Items from a data source
□ □ □ □
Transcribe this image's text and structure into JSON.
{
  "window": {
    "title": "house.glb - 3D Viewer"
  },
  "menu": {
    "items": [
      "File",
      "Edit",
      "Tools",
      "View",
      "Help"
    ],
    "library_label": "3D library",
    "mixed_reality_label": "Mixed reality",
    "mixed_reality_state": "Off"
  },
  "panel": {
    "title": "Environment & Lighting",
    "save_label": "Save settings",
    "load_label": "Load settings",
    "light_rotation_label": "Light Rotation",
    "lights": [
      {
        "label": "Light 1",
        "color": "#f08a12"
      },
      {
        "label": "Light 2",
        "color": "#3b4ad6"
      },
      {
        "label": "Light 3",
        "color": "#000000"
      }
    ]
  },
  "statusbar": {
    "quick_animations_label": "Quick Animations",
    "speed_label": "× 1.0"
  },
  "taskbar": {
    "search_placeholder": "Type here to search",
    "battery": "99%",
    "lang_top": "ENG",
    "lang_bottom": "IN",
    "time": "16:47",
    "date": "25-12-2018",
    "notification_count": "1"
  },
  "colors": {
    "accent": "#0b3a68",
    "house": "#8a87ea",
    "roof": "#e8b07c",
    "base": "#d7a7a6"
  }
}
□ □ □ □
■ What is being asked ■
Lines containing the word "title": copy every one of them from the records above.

■ Answer section ■
    "title": "house.glb - 3D Viewer"
    "title": "Environment & Lighting",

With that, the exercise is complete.